This West Country AONB has riverside walks, wildlife havens, and mining heritage sites.
On the Devon and Cornwall border, the Tamar Valley Area of Outstanding Natural Beauty draws hikers and wildlife enthusiasts to its unique drowned valley landscapes. Hike steep gorges, cycle through forested valleys, or camp at peaceful country campsites. With three rivers to choose from, getting on the water is a must—set sail on a barge cruise along the Lynher River, enjoy water sports on the lakes, or fish for salmon along the Tamar River. Summer is peak season for campers, while spring and fall are the best times for bird-watching around the estuaries.

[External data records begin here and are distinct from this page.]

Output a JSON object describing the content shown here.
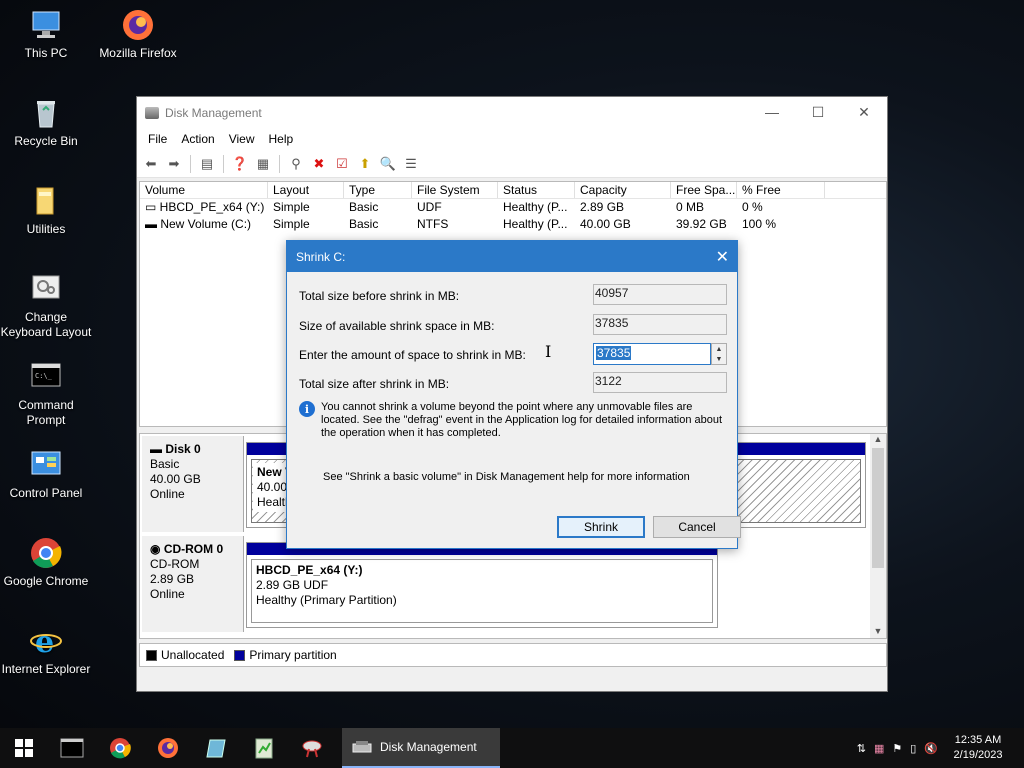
{
  "desktop": {
    "icons": [
      {
        "label": "This PC"
      },
      {
        "label": "Mozilla Firefox"
      },
      {
        "label": "Recycle Bin"
      },
      {
        "label": "Utilities"
      },
      {
        "label": "Change Keyboard Layout"
      },
      {
        "label": "Command Prompt"
      },
      {
        "label": "Control Panel"
      },
      {
        "label": "Google Chrome"
      },
      {
        "label": "Internet Explorer"
      }
    ]
  },
  "window": {
    "title": "Disk Management",
    "menu": [
      "File",
      "Action",
      "View",
      "Help"
    ],
    "columns": [
      "Volume",
      "Layout",
      "Type",
      "File System",
      "Status",
      "Capacity",
      "Free Spa...",
      "% Free"
    ],
    "rows": [
      [
        "HBCD_PE_x64 (Y:)",
        "Simple",
        "Basic",
        "UDF",
        "Healthy (P...",
        "2.89 GB",
        "0 MB",
        "0 %"
      ],
      [
        "New Volume (C:)",
        "Simple",
        "Basic",
        "NTFS",
        "Healthy (P...",
        "40.00 GB",
        "39.92 GB",
        "100 %"
      ]
    ],
    "disks": [
      {
        "name": "Disk 0",
        "type": "Basic",
        "size": "40.00 GB",
        "state": "Online",
        "partition": {
          "name": "New V",
          "size": "40.00 G",
          "status": "Healthy"
        }
      },
      {
        "name": "CD-ROM 0",
        "type": "CD-ROM",
        "size": "2.89 GB",
        "state": "Online",
        "partition": {
          "name": "HBCD_PE_x64  (Y:)",
          "size": "2.89 GB UDF",
          "status": "Healthy (Primary Partition)"
        }
      }
    ],
    "legend": {
      "unallocated": "Unallocated",
      "primary": "Primary partition"
    },
    "colors": {
      "primary": "#00009c",
      "unallocated": "#000000"
    }
  },
  "dialog": {
    "title": "Shrink C:",
    "total_before_label": "Total size before shrink in MB:",
    "total_before_value": "40957",
    "available_label": "Size of available shrink space in MB:",
    "available_value": "37835",
    "amount_label": "Enter the amount of space to shrink in MB:",
    "amount_value": "37835",
    "total_after_label": "Total size after shrink in MB:",
    "total_after_value": "3122",
    "info_text": "You cannot shrink a volume beyond the point where any unmovable files are located. See the \"defrag\" event in the Application log for detailed information about the operation when it has completed.",
    "help_text": "See \"Shrink a basic volume\" in Disk Management help for more information",
    "shrink_label": "Shrink",
    "cancel_label": "Cancel",
    "accent": "#2b79c8"
  },
  "taskbar": {
    "active_app": "Disk Management",
    "time": "12:35 AM",
    "date": "2/19/2023"
  }
}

The River Tamar runs through the heart of the AONB, marking the border of Cornwall and Devon. Take a ride on the scenic Tamar Valley Line railway from Plymouth to Gunnislake, and hop off to visit Calstock village, enjoy riverside walks, or have lunch at a country pub. May through October is fishing season, and the river is known for its salmon and trout fishing.

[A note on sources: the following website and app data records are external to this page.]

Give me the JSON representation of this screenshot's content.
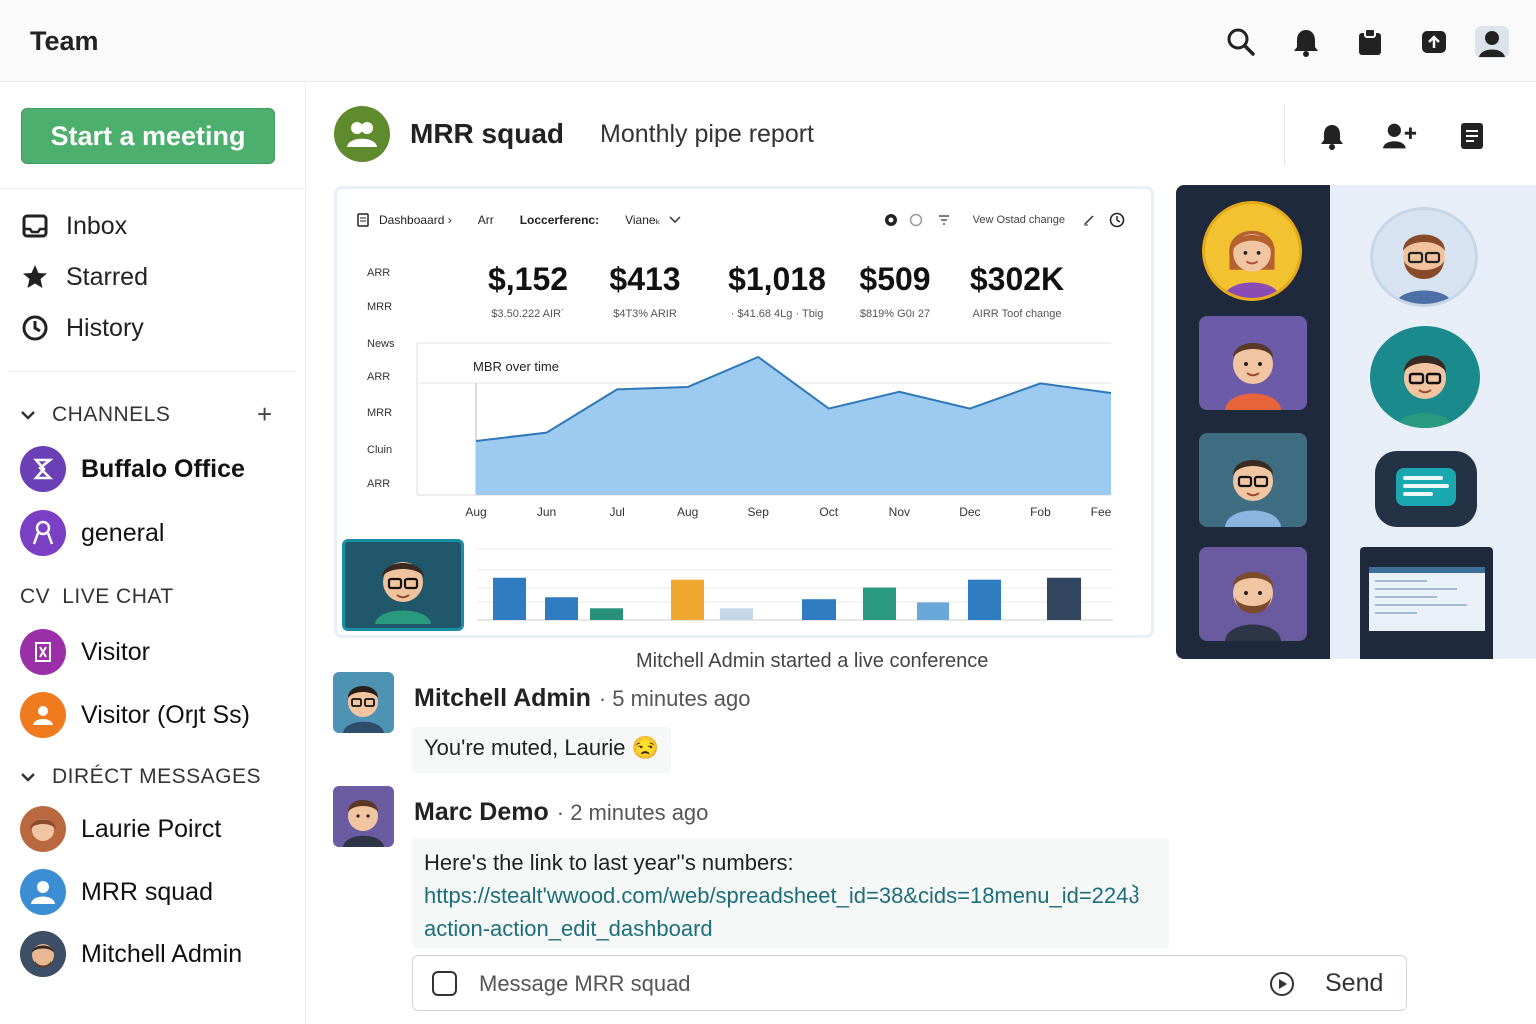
{
  "topbar": {
    "title": "Team",
    "icons": [
      "search-icon",
      "bell-icon",
      "clipboard-icon",
      "share-screen-icon",
      "user-avatar-icon"
    ]
  },
  "sidebar": {
    "start_meeting": "Start a meeting",
    "nav": [
      {
        "label": "Inbox",
        "icon": "inbox-icon"
      },
      {
        "label": "Starred",
        "icon": "star-icon"
      },
      {
        "label": "History",
        "icon": "clock-icon"
      }
    ],
    "channels_header": "CHANNELS",
    "channels": [
      {
        "label": "Buffalo Office",
        "color": "#6b3fb5"
      },
      {
        "label": "general",
        "color": "#7b3fc4"
      }
    ],
    "live_chat_prefix": "CV",
    "live_chat_header": "LIVE CHAT",
    "live_chat": [
      {
        "label": "Visitor",
        "color": "#9b2fa8"
      },
      {
        "label": "Visitor (Orȷt Ss)",
        "color": "#f07b1f"
      }
    ],
    "dm_header": "DIRÉCT MESSAGES",
    "direct_messages": [
      {
        "label": "Laurie Poirct"
      },
      {
        "label": "MRR squad"
      },
      {
        "label": "Mitchell Admin"
      }
    ]
  },
  "header": {
    "group_name": "MRR squad",
    "description": "Monthly pipe report",
    "actions": [
      "notification-icon",
      "add-user-icon",
      "document-icon"
    ]
  },
  "shared_screen": {
    "toolbar": {
      "breadcrumb": "Dashboaard ›",
      "tab1": "Arr",
      "tab2": "Loccerferenc:",
      "tab3": "Vianeₖ",
      "right_text": "Vew Ostad change"
    },
    "kpi_labels": [
      "ARR",
      "MRR"
    ],
    "kpis": [
      {
        "value": "$,152",
        "sub": "$3.50.222 AIR˙"
      },
      {
        "value": "$413",
        "sub": "$4T3% ARIR"
      },
      {
        "value": "$1,018",
        "sub": "· $41.68 4Lg · Tbig"
      },
      {
        "value": "$509",
        "sub": "$819% G0ı 27"
      },
      {
        "value": "$302K",
        "sub": "AIRR Toof change"
      }
    ],
    "side_labels": [
      "News",
      "ARR",
      "MRR",
      "Cluin",
      "ARR"
    ]
  },
  "chart_data": [
    {
      "type": "area",
      "title": "MBR over time",
      "categories": [
        "Aug",
        "Jun",
        "Jul",
        "Aug",
        "Sep",
        "Oct",
        "Nov",
        "Dec",
        "Fob",
        "Fee"
      ],
      "values": [
        45,
        52,
        88,
        90,
        115,
        72,
        86,
        72,
        93,
        85
      ],
      "ylim": [
        0,
        130
      ],
      "color": "#9ccaf0",
      "line_color": "#2f78b8"
    },
    {
      "type": "bar",
      "categories": [
        "1",
        "2",
        "3",
        "4",
        "5",
        "6",
        "7",
        "8",
        "9",
        "10"
      ],
      "values": [
        65,
        35,
        18,
        62,
        18,
        32,
        50,
        27,
        62,
        65
      ],
      "colors": [
        "#2f7cc1",
        "#2f7cc1",
        "#27917a",
        "#f0a830",
        "#c5d6e6",
        "#2f7cc1",
        "#2a9a7e",
        "#6aa8da",
        "#2f7cc1",
        "#33455e"
      ],
      "ylim": [
        0,
        100
      ]
    }
  ],
  "conversation": {
    "notice": "Mitchell Admin started a live conference",
    "messages": [
      {
        "author": "Mitchell Admin",
        "time": "· 5 minutes ago",
        "text": "You're muted, Laurie 😒"
      },
      {
        "author": "Marc Demo",
        "time": "· 2 minutes ago",
        "text": "Here's the link to last year''s numbers:",
        "link1": "https://stealt'wwood.com/web/spreadsheet_id=38&cids=18menu_id=224ჰ",
        "link2": "action-action_edit_dashboard"
      }
    ]
  },
  "composer": {
    "placeholder": "Message MRR squad",
    "send": "Send"
  }
}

The River Tavy winds its way north through the Tamar Valley, where you can enjoy woodland walks and pitch your tent at rural camping grounds. Go kayaking or windsurfing at Lopwell Dam, visit the market town of Tavistock, and tuck into a traditional Devonshire cream tea at a local café. Beyond Tavistock, the wild moorlands of the Dartmoor National Park are a natural playground for hikers and campers.
Coastal Plymouth lies between two AONBs, with the Tamar Valley to the north and South Devon to the east. Set sail on a boat cruise around the Plymouth Sound, then head along the South Devon coast to enjoy beachside camping and seaside hikes. The blue flag beaches at Bantham and Bigbury on Sea are favorites for summer sunseekers, or visit in winter, when migrating seabirds flock to the coast.
Saltash and Torpoint lie on the southwest borders of the Tamar Valley, where the Lynher River meets the Plymouth Sound. Dive into Cornwall’s mining heritage as you explore 18th-century mines, hike along the South West Coast Path, or try wakeboarding and windsurfing along the Hamoaze estuary. To escape the crowds, head to the Rame Peninsula, where you’ll find secluded coves, sea-cliffs walks, and ocean-view campsites.